Learn to recognize artificial voices and images
In our digital age, seeing isn’t always believing. Thanks to AI applications like Deepfakes, we now live in a world where fake videos of prominent personalities can sway public opinion. But like every illusionist’s trick, even these fakes have their giveaways. By understanding how Deepfakes work and their common anomalies, you can be better equipped to distinguish the authentic from the manipulated.

  • Equipping oneself with the skill to discern genuine content from AI-generated fakes isn’t just about being informed—it’s about protecting oneself and society from the potential chaos stirred by deceptive narratives.

Evaluate the credibility of the source
Remember the firestorm during the 2016 U.S. presidential election? AI-driven news stories, many of them baseless, flooded social media feeds. Unfortunately, the sources of many of these stories were less than credible. Yet, they were shared and believed by many, underscoring the importance of always checking the source of the information.

  • By questioning the source and its credibility, you’re not just ensuring your own informed perspective—you’re upholding a standard of truth in the digital realm.

Understand the underlying biases of AI applications
Every AI application is only as neutral as the data it’s trained on. An AI hiring tool, for instance, might inadvertently favor male candidates for a certain role if it’s based on historical data skewed in that direction. Without a keen awareness of these potential pitfalls, we risk perpetuating and even amplifying existing biases.

  • By actively seeking to understand and address the inherent biases of AI applications, we can harness their true potential without compromising on principles of fairness and equity.


Common Misinformation and Disinformation Challenges in Using AI Applications and How to Mitigate Them

Believing everything AI says without verification
Think of AI chatbots on social media platforms. Their automated responses, if not monitored, can spread misinformation like wildfire. Such issues often stem from an overreliance on AI without proper fact-checking or cross-referencing of the information. After all, if a sophisticated tool says it, it must be true, right? This unchecked trust can spiral into myriad problems, from public panic to flawed business decisions.

  • Fix: Foster a culture of inquiry. Encourage users to corroborate AI-derived information with trusted sources. A well-informed user is the best defense against AI-driven misinformation.

Not considering the role of AI in generating disinformation
The menace of Deepfakes serves as a chilling example. These AI-crafted, hyper-realistic videos can depict anyone saying or doing anything, regardless of the truth. Their indistinguishable nature from real videos is the handiwork of advanced AI models, making disinformation spread easier than ever. The repercussions? Reality is misconstrued, innocents maligned, truths twisted, and narratives manipulated, all potentially at a global scale.

  • Fix: Advocate for and invest in AI tools specifically designed to detect and debunk such content. Furthermore, establish rigorous guidelines around AI-generated media, ensuring accountability.

Not understanding AI’s programmable nature can cause bias
Amazon’s AI recruiting tool, which displayed a marked bias against women, stands as a cautionary tale.

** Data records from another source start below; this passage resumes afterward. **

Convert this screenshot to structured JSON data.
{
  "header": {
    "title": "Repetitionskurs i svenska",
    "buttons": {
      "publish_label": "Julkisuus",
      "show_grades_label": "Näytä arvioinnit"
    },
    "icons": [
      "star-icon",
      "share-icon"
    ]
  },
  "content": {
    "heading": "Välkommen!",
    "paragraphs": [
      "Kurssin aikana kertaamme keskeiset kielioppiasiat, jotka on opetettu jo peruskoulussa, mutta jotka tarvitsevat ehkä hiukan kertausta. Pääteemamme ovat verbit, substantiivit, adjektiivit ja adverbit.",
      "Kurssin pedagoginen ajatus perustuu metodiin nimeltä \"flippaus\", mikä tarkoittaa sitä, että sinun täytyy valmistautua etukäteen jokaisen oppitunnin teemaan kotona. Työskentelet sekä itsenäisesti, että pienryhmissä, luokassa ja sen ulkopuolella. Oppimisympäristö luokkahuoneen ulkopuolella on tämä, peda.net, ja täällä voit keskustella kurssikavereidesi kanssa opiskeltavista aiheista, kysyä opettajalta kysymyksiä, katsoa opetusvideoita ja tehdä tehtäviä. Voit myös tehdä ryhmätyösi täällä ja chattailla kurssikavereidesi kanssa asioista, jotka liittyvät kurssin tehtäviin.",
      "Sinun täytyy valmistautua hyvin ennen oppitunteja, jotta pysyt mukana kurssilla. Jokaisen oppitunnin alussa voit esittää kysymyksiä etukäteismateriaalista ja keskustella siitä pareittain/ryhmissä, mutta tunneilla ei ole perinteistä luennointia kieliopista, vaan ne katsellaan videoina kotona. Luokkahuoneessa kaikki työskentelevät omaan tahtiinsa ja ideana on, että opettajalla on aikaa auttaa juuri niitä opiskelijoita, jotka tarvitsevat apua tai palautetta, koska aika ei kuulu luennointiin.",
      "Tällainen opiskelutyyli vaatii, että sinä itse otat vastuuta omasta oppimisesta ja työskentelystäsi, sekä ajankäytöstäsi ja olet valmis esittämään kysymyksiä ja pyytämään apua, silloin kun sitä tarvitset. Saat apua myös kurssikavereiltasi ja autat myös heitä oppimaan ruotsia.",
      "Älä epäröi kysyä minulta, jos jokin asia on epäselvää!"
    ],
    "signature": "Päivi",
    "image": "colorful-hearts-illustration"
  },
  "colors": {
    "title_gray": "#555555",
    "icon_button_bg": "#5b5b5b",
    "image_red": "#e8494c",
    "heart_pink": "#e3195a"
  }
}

This bias wasn’t an AI invention but a reflection of the historically biased data it was trained on. Left unchecked, such biases perpetuate discrimination, reinforcing stereotypes and sidelining marginalized communities.

  • Fix: The key is in the data. Ensure that data sets are representative and diverse. Regularly audit AI algorithms for biases and rectify them for a just and equitable AI landscape.

Conflating the opinion of AI with fact
Consider a trading algorithm predicting stock market trends. If its forecast goes awry and traders act solely on its word, the financial fallout could be significant. No matter how advanced, AI operates with a level of uncertainty. It can’t predict every market twist or turn. Blind trust in AI predictions can spell disaster, with companies making ill-informed choices.

  • Fix: Remember, AI offers guidance, not gospel. Encourage a balanced approach, where AI insights are weighed alongside human expertise and judgment.